Okay, this is my last Iain Banks book. I gave him two tries, and that should be enough.
Someone else mentioned that this could have been a novella. That is true and all you really need to know.
He's not a bad writer. And the book does have a satisfying conclusion. It just didn't take me in the direction I wanted it to go. Too much time was spent on inconsequential things, in my opinion. I also do not like the amount of sexual references and depravity that we see or hear mention of. Sure the Empire is a decrepit and corrupt place and needs to go, but there must have been more tasteful ways to convey that.
The personalities of the droids shine through again, and he does a good job of describing the game without getting too bogged down in details. I just don't understand why both this book and the previous one, Consider Phlebas, actually center around fringe storylines rather then really taking us through the Culture and all the vast wonders that must surely be part of it.
Alas, I don't have the patience to try another one to see if this ever happens.
I'm a Hard SF & Space Opera-loving, alien android from the future. I bring gifts of SciFi eBooks & accessories for your leader's Kindle. Take me to him/her/it.
I loved Banks' terrific extrapolations of philosophies & technologies into believable societies. It had the right balance of action and slower, thought-intensive scenes that one would expect in the mind of a professional gamer, such as the protagonist. I do find the omnipotence of The Culture to be a detraction here, as the stakes don't seem to rise very high; there is an unexciting feeling of invulnerability that might be better left in some doubt. I also really enjoyed the ending twists, although many were unguessable due to the 'silver bullet' SF tropes employed.
I'm an aspiring author, a lawyer, a sci-fi fan, a father, and a harsh critic of pretty much everything. I enjoy audiobooks because I read very slowly, and audiobooks allow me to consume novels at a rate that would be impossible for me to achieve with printed text.

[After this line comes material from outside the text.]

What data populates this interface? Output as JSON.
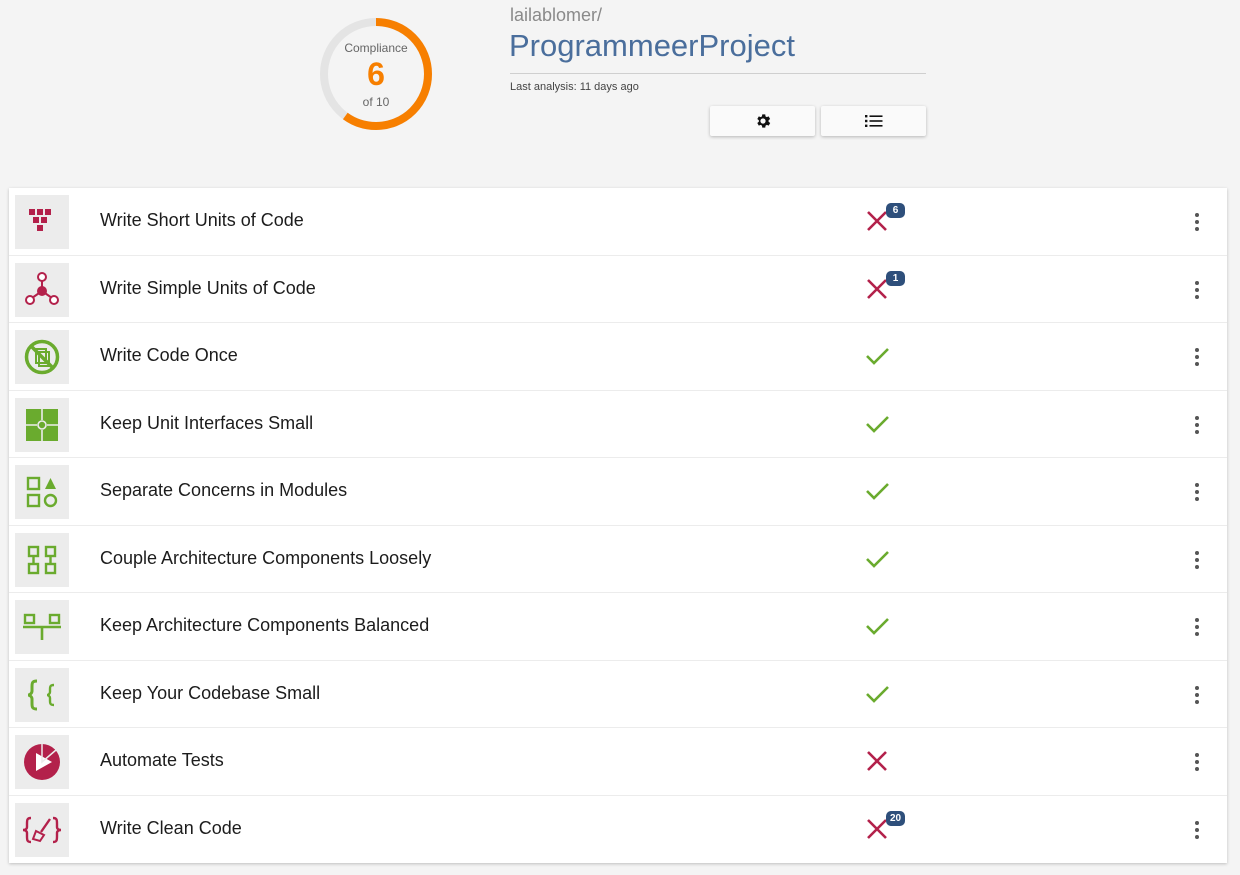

The Culture novels get a lot of praise, and so I've tried to break into the series many times. I started in with Matter, lost interest and then tried Consider Phlebas, lost interest and then finally tried The Player of Games, which was supposed to be the best entry point into the Culture universe.
As with the first two novels I tried, I found that Banks has no interest in easing the reader into his universe. In fact, had I not already had a little bit of back story from my brief forays into his other works, I probably would have been left with a lot more questions at the end of this novel.

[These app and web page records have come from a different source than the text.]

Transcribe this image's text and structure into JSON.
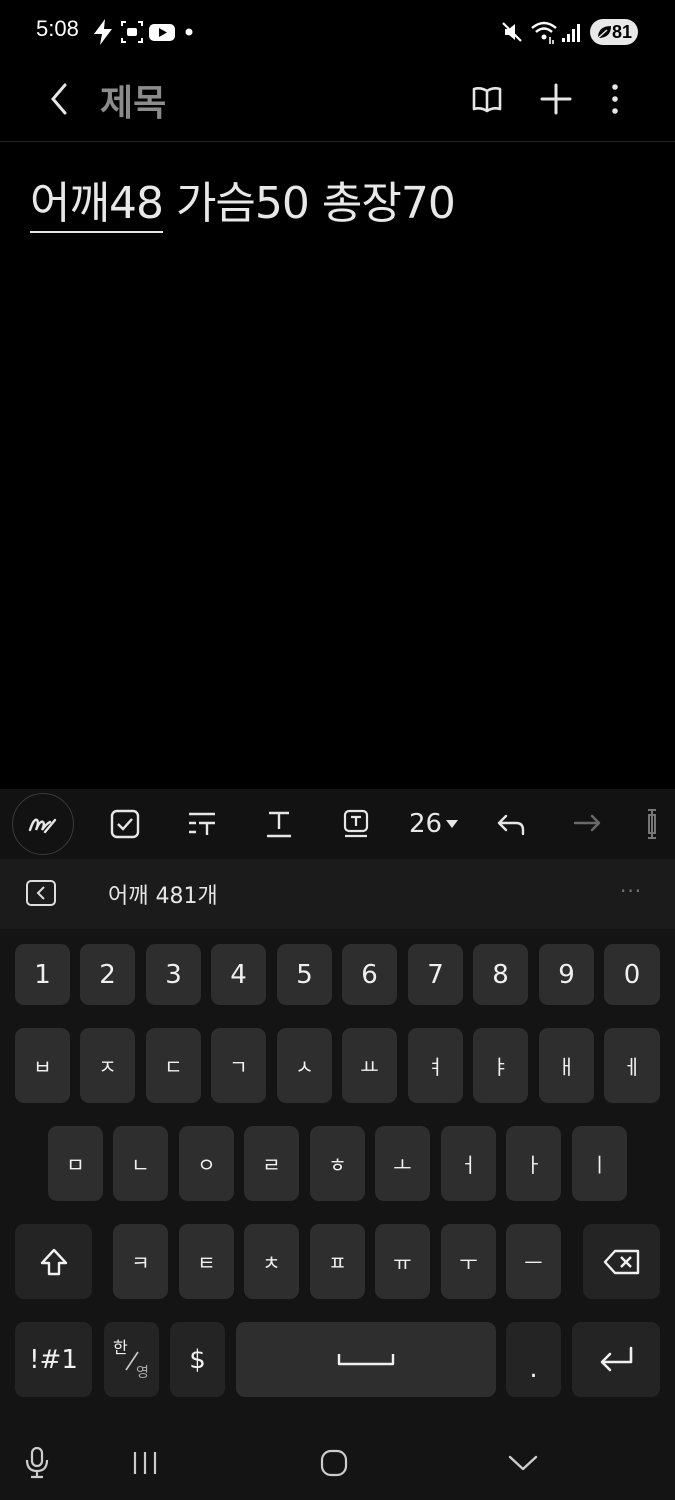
{
  "status_bar": {
    "time": "5:08",
    "battery": "81",
    "icons": [
      "flash-icon",
      "screen-record-icon",
      "youtube-icon",
      "dot-icon",
      "mute-icon",
      "wifi-icon",
      "signal-icon"
    ]
  },
  "app_bar": {
    "title": "제목",
    "icons": [
      "back-icon",
      "reading-mode-icon",
      "add-icon",
      "more-icon"
    ]
  },
  "note": {
    "composing_word": "어깨48",
    "rest_text": " 가슴50 총장70"
  },
  "format_toolbar": {
    "font_size": "26",
    "icons": [
      "pen-icon",
      "checkbox-icon",
      "paragraph-style-icon",
      "text-style-icon",
      "text-box-icon",
      "undo-icon",
      "redo-icon",
      "more-tools-icon"
    ]
  },
  "keyboard": {
    "suggestion": "어깨 481개",
    "more": "···",
    "row_numbers": [
      "1",
      "2",
      "3",
      "4",
      "5",
      "6",
      "7",
      "8",
      "9",
      "0"
    ],
    "row1": [
      "ㅂ",
      "ㅈ",
      "ㄷ",
      "ㄱ",
      "ㅅ",
      "ㅛ",
      "ㅕ",
      "ㅑ",
      "ㅐ",
      "ㅔ"
    ],
    "row2": [
      "ㅁ",
      "ㄴ",
      "ㅇ",
      "ㄹ",
      "ㅎ",
      "ㅗ",
      "ㅓ",
      "ㅏ",
      "ㅣ"
    ],
    "row3": [
      "ㅋ",
      "ㅌ",
      "ㅊ",
      "ㅍ",
      "ㅠ",
      "ㅜ",
      "ㅡ"
    ],
    "symbols": "!#1",
    "lang_top": "한",
    "lang_bottom": "영",
    "dollar": "$",
    "period": "."
  }
}
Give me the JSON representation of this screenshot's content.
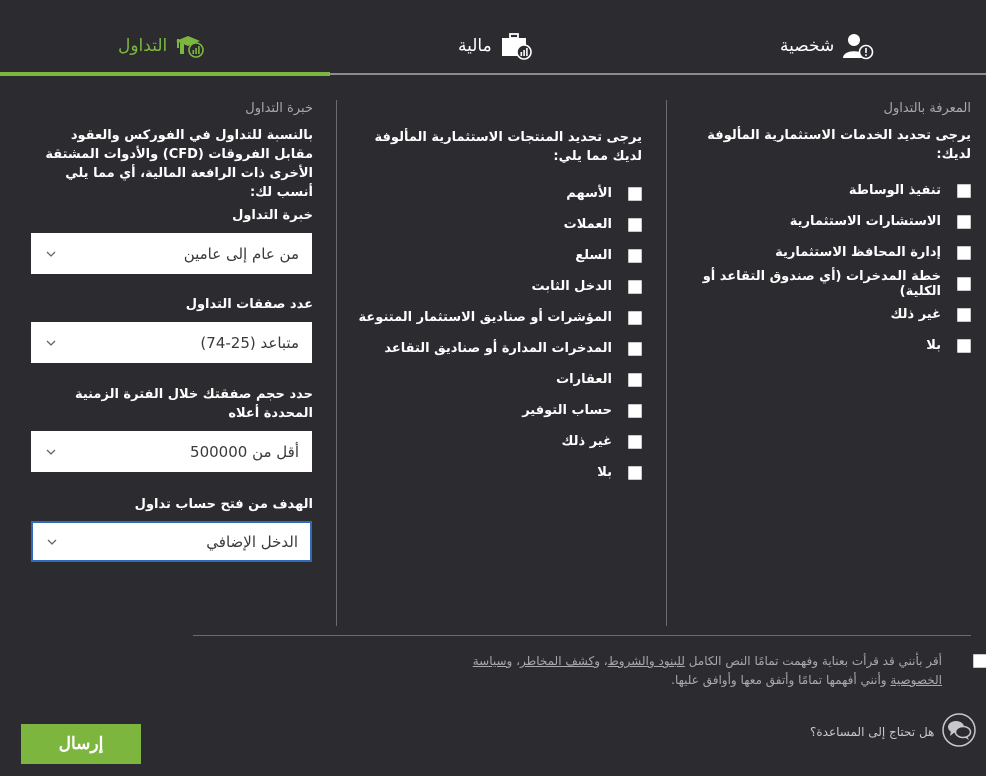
{
  "tabs": {
    "trading": "التداول",
    "finance": "مالية",
    "personal": "شخصية"
  },
  "services": {
    "title": "المعرفة بالتداول",
    "prompt": "يرجى تحديد الخدمات الاستثمارية المألوفة لديك:",
    "items": [
      "تنفيذ الوساطة",
      "الاستشارات الاستثمارية",
      "إدارة المحافظ الاستثمارية",
      "خطة المدخرات (أي صندوق التقاعد أو الكلية)",
      "غير ذلك",
      "بلا"
    ]
  },
  "products": {
    "prompt": "يرجى تحديد المنتجات الاستثمارية المألوفة لديك مما يلي:",
    "items": [
      "الأسهم",
      "العملات",
      "السلع",
      "الدخل الثابت",
      "المؤشرات أو صناديق الاستثمار المتنوعة",
      "المدخرات المدارة أو صناديق التقاعد",
      "العقارات",
      "حساب التوفير",
      "غير ذلك",
      "بلا"
    ]
  },
  "experience": {
    "title": "خبرة التداول",
    "prompt": "بالنسبة للتداول في الفوركس والعقود مقابل الفروقات (CFD) والأدوات المشتقة الأخرى ذات الرافعة المالية، أي مما يلي أنسب لك:",
    "fields": [
      {
        "label": "خبرة التداول",
        "value": "من عام إلى عامين"
      },
      {
        "label": "عدد صفقات التداول",
        "value": "متباعد (25-74)"
      },
      {
        "label": "حدد حجم صفقتك خلال الفترة الزمنية المحددة أعلاه",
        "value": "أقل من 500000"
      },
      {
        "label": "الهدف من فتح حساب تداول",
        "value": "الدخل الإضافي"
      }
    ]
  },
  "agreement": {
    "part1": "أقر بأنني قد قرأت بعناية وفهمت تمامًا النص الكامل ",
    "link1": "للبنود والشروط",
    "sep1": "، و",
    "link2": "كشف المخاطر",
    "sep2": "، و",
    "link3": "سياسة الخصوصية",
    "part2": " وأنني أفهمها تمامًا وأتفق معها وأوافق عليها."
  },
  "submit_label": "إرسال",
  "help_label": "هل تحتاج إلى المساعدة؟",
  "colors": {
    "accent": "#7db63f",
    "background": "#2b2b30",
    "focus": "#2e6bb8"
  },
  "icons": [
    "graduation-cap-chart-icon",
    "briefcase-chart-icon",
    "user-alert-icon",
    "chevron-down-icon",
    "chat-bubbles-icon"
  ]
}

Thoughts on the writing style: It's somewhat engaging, accessible certainly, but far from captivating. This was not a page-turner so to speak.
There were moments, conservatively scattered, where I did find myself very invested in the protagonist... but then there were also passages that hardly even held my attention. Oddly when I tuned back in 20 minutes later, I found I really hadn't missed anything critical.
There are definitely some very clever aspects to the Culture universe. I love Banks's handling of robots- from tiny droids to powerful AI minds he them utilizes them more cleverly than almost any sci-fi writer I've encountered.
The characters and the plot seem under cooked in this novel, but Banks's unusually sharp grasp of humanity's inevitable progress in the future kept everything on track.
I realize that this is one of Banks's earlier attempts, and so I am hopeful that as I return to some of his newer works I will find that he grew into a better author regarding character development and crafting suspense.
Commercial Real Estate Appraiser since 1971, graduate of University of Oregon, four grandchildren, wonderful wife.
One of the best Si/Fi stories yet.
The little drone. Flir Imsol.
Yes, equally well done, love his reading of the Culture series.
The good vs evil concept.
The most creative and innovative authors in his genere.